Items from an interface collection

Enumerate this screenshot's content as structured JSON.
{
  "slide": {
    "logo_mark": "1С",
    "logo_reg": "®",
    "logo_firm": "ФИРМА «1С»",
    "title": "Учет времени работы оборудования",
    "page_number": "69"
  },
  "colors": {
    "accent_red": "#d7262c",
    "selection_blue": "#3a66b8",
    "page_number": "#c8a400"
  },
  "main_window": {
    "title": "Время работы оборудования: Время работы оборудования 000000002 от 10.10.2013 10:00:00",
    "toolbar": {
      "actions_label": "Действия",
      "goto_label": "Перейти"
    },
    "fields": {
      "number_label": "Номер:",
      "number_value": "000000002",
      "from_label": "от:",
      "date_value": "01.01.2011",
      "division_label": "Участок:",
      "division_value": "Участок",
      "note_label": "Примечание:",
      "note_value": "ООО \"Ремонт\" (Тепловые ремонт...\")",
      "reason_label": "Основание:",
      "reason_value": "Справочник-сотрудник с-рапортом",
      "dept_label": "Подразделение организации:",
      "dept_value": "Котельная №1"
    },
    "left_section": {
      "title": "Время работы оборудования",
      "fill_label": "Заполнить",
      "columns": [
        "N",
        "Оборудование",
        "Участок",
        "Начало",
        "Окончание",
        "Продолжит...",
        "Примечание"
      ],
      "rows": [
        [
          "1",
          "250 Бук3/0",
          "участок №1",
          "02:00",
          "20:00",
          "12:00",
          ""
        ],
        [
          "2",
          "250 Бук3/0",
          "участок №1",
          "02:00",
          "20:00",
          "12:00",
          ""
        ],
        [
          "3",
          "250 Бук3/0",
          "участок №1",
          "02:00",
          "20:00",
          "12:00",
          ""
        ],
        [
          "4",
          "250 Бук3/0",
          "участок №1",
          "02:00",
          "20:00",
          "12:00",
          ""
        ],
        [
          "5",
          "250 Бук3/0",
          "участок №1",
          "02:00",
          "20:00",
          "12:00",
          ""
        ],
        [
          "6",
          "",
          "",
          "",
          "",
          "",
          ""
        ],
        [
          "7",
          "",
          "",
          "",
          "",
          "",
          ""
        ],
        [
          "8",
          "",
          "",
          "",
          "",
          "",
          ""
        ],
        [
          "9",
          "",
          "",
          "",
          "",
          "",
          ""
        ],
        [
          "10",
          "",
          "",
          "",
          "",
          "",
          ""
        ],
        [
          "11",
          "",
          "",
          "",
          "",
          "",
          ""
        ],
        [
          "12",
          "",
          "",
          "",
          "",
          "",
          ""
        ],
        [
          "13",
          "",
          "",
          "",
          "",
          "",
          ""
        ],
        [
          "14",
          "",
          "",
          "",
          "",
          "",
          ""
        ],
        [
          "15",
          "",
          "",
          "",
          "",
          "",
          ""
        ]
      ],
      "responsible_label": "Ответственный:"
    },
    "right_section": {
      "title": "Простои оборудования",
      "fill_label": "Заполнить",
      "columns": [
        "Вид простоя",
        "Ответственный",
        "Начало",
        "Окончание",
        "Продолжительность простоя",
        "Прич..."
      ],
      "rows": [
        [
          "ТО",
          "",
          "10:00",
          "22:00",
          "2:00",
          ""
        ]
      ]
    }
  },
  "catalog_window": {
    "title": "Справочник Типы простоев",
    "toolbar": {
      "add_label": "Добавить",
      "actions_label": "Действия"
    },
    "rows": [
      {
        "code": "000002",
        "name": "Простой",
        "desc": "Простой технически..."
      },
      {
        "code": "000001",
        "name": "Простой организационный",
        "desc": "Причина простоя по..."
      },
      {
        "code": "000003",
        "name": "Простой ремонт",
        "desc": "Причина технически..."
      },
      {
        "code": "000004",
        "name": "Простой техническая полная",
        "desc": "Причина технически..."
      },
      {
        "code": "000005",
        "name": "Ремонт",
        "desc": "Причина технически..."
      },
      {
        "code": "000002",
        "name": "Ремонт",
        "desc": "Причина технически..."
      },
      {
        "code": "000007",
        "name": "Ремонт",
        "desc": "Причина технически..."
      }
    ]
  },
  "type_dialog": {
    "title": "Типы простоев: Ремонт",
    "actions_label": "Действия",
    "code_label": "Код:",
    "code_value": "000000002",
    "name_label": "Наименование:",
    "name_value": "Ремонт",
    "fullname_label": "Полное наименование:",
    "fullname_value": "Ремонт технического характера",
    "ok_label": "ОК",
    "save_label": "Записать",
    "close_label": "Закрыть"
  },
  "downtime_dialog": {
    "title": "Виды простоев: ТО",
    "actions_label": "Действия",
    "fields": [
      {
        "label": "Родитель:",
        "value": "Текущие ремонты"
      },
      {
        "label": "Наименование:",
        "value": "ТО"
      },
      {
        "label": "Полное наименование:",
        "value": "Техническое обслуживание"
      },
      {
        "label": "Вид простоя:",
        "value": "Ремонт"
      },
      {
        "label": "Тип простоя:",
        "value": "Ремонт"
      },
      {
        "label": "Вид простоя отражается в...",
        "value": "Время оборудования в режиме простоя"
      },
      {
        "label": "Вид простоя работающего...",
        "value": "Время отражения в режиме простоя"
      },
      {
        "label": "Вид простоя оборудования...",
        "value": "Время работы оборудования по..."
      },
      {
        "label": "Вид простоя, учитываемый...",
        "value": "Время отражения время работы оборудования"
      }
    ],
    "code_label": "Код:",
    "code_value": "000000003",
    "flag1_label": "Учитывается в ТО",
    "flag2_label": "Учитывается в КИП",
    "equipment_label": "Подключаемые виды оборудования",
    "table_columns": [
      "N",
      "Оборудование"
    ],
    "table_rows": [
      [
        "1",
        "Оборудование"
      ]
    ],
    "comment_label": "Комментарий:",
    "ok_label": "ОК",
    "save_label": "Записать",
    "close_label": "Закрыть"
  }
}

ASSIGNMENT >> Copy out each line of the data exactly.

RESULT OF THIS TASK >>
Enumerate this screenshot's content as structured JSON.
{
  "slide": {
    "logo_mark": "1С",
    "logo_reg": "®",
    "logo_firm": "ФИРМА «1С»",
    "title": "Учет времени работы оборудования",
    "page_number": "69"
  },
  "colors": {
    "accent_red": "#d7262c",
    "selection_blue": "#3a66b8",
    "page_number": "#c8a400"
  },
  "main_window": {
    "title": "Время работы оборудования: Время работы оборудования 000000002 от 10.10.2013 10:00:00",
    "toolbar": {
      "actions_label": "Действия",
      "goto_label": "Перейти"
    },
    "fields": {
      "number_label": "Номер:",
      "number_value": "000000002",
      "from_label": "от:",
      "date_value": "01.01.2011",
      "division_label": "Участок:",
      "division_value": "Участок",
      "note_label": "Примечание:",
      "note_value": "ООО \"Ремонт\" (Тепловые ремонт...\")",
      "reason_label": "Основание:",
      "reason_value": "Справочник-сотрудник с-рапортом",
      "dept_label": "Подразделение организации:",
      "dept_value": "Котельная №1"
    },
    "left_section": {
      "title": "Время работы оборудования",
      "fill_label": "Заполнить",
      "columns": [
        "N",
        "Оборудование",
        "Участок",
        "Начало",
        "Окончание",
        "Продолжит...",
        "Примечание"
      ],
      "rows": [
        [
          "1",
          "250 Бук3/0",
          "участок №1",
          "02:00",
          "20:00",
          "12:00",
          ""
        ],
        [
          "2",
          "250 Бук3/0",
          "участок №1",
          "02:00",
          "20:00",
          "12:00",
          ""
        ],
        [
          "3",
          "250 Бук3/0",
          "участок №1",
          "02:00",
          "20:00",
          "12:00",
          ""
        ],
        [
          "4",
          "250 Бук3/0",
          "участок №1",
          "02:00",
          "20:00",
          "12:00",
          ""
        ],
        [
          "5",
          "250 Бук3/0",
          "участок №1",
          "02:00",
          "20:00",
          "12:00",
          ""
        ],
        [
          "6",
          "",
          "",
          "",
          "",
          "",
          ""
        ],
        [
          "7",
          "",
          "",
          "",
          "",
          "",
          ""
        ],
        [
          "8",
          "",
          "",
          "",
          "",
          "",
          ""
        ],
        [
          "9",
          "",
          "",
          "",
          "",
          "",
          ""
        ],
        [
          "10",
          "",
          "",
          "",
          "",
          "",
          ""
        ],
        [
          "11",
          "",
          "",
          "",
          "",
          "",
          ""
        ],
        [
          "12",
          "",
          "",
          "",
          "",
          "",
          ""
        ],
        [
          "13",
          "",
          "",
          "",
          "",
          "",
          ""
        ],
        [
          "14",
          "",
          "",
          "",
          "",
          "",
          ""
        ],
        [
          "15",
          "",
          "",
          "",
          "",
          "",
          ""
        ]
      ],
      "responsible_label": "Ответственный:"
    },
    "right_section": {
      "title": "Простои оборудования",
      "fill_label": "Заполнить",
      "columns": [
        "Вид простоя",
        "Ответственный",
        "Начало",
        "Окончание",
        "Продолжительность простоя",
        "Прич..."
      ],
      "rows": [
        [
          "ТО",
          "",
          "10:00",
          "22:00",
          "2:00",
          ""
        ]
      ]
    }
  },
  "catalog_window": {
    "title": "Справочник Типы простоев",
    "toolbar": {
      "add_label": "Добавить",
      "actions_label": "Действия"
    },
    "rows": [
      {
        "code": "000002",
        "name": "Простой",
        "desc": "Простой технически..."
      },
      {
        "code": "000001",
        "name": "Простой организационный",
        "desc": "Причина простоя по..."
      },
      {
        "code": "000003",
        "name": "Простой ремонт",
        "desc": "Причина технически..."
      },
      {
        "code": "000004",
        "name": "Простой техническая полная",
        "desc": "Причина технически..."
      },
      {
        "code": "000005",
        "name": "Ремонт",
        "desc": "Причина технически..."
      },
      {
        "code": "000002",
        "name": "Ремонт",
        "desc": "Причина технически..."
      },
      {
        "code": "000007",
        "name": "Ремонт",
        "desc": "Причина технически..."
      }
    ]
  },
  "type_dialog": {
    "title": "Типы простоев: Ремонт",
    "actions_label": "Действия",
    "code_label": "Код:",
    "code_value": "000000002",
    "name_label": "Наименование:",
    "name_value": "Ремонт",
    "fullname_label": "Полное наименование:",
    "fullname_value": "Ремонт технического характера",
    "ok_label": "ОК",
    "save_label": "Записать",
    "close_label": "Закрыть"
  },
  "downtime_dialog": {
    "title": "Виды простоев: ТО",
    "actions_label": "Действия",
    "fields": [
      {
        "label": "Родитель:",
        "value": "Текущие ремонты"
      },
      {
        "label": "Наименование:",
        "value": "ТО"
      },
      {
        "label": "Полное наименование:",
        "value": "Техническое обслуживание"
      },
      {
        "label": "Вид простоя:",
        "value": "Ремонт"
      },
      {
        "label": "Тип простоя:",
        "value": "Ремонт"
      },
      {
        "label": "Вид простоя отражается в...",
        "value": "Время оборудования в режиме простоя"
      },
      {
        "label": "Вид простоя работающего...",
        "value": "Время отражения в режиме простоя"
      },
      {
        "label": "Вид простоя оборудования...",
        "value": "Время работы оборудования по..."
      },
      {
        "label": "Вид простоя, учитываемый...",
        "value": "Время отражения время работы оборудования"
      }
    ],
    "code_label": "Код:",
    "code_value": "000000003",
    "flag1_label": "Учитывается в ТО",
    "flag2_label": "Учитывается в КИП",
    "equipment_label": "Подключаемые виды оборудования",
    "table_columns": [
      "N",
      "Оборудование"
    ],
    "table_rows": [
      [
        "1",
        "Оборудование"
      ]
    ],
    "comment_label": "Комментарий:",
    "ok_label": "ОК",
    "save_label": "Записать",
    "close_label": "Закрыть"
  }
}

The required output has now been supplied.